[MATERIAL SUPPLIED]
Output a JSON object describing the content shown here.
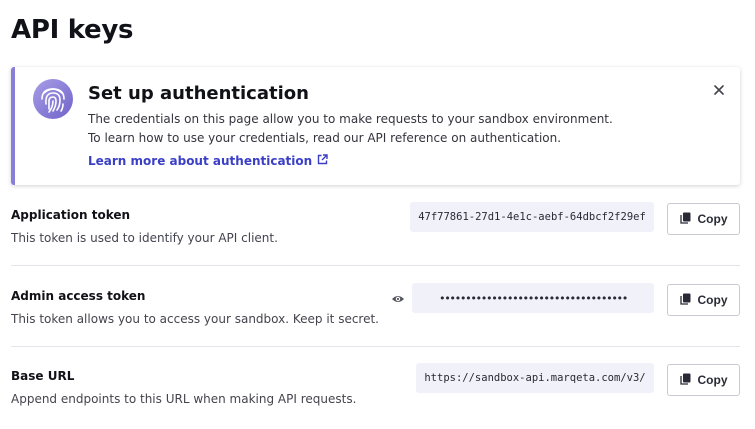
{
  "page": {
    "title": "API keys"
  },
  "banner": {
    "title": "Set up authentication",
    "body": "The credentials on this page allow you to make requests to your sandbox environment. To learn how to use your credentials, read our API reference on authentication.",
    "link_label": "Learn more about authentication",
    "icon": "fingerprint-icon",
    "accent_color": "#8a7fd6",
    "link_color": "#3a3fc6"
  },
  "credentials": [
    {
      "label": "Application token",
      "description": "This token is used to identify your API client.",
      "value": "47f77861-27d1-4e1c-aebf-64dbcf2f29ef",
      "copy_label": "Copy",
      "masked": false
    },
    {
      "label": "Admin access token",
      "description": "This token allows you to access your sandbox. Keep it secret.",
      "value": "••••••••••••••••••••••••••••••••••••",
      "copy_label": "Copy",
      "masked": true
    },
    {
      "label": "Base URL",
      "description": "Append endpoints to this URL when making API requests.",
      "value": "https://sandbox-api.marqeta.com/v3/",
      "copy_label": "Copy",
      "masked": false
    }
  ]
}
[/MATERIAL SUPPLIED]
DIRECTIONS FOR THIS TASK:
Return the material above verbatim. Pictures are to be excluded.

RESPONSE TO THIS EXERCISE:
Output a JSON object describing the content shown here.
{
  "page": {
    "title": "API keys"
  },
  "banner": {
    "title": "Set up authentication",
    "body": "The credentials on this page allow you to make requests to your sandbox environment. To learn how to use your credentials, read our API reference on authentication.",
    "link_label": "Learn more about authentication",
    "icon": "fingerprint-icon",
    "accent_color": "#8a7fd6",
    "link_color": "#3a3fc6"
  },
  "credentials": [
    {
      "label": "Application token",
      "description": "This token is used to identify your API client.",
      "value": "47f77861-27d1-4e1c-aebf-64dbcf2f29ef",
      "copy_label": "Copy",
      "masked": false
    },
    {
      "label": "Admin access token",
      "description": "This token allows you to access your sandbox. Keep it secret.",
      "value": "••••••••••••••••••••••••••••••••••••",
      "copy_label": "Copy",
      "masked": true
    },
    {
      "label": "Base URL",
      "description": "Append endpoints to this URL when making API requests.",
      "value": "https://sandbox-api.marqeta.com/v3/",
      "copy_label": "Copy",
      "masked": false
    }
  ]
}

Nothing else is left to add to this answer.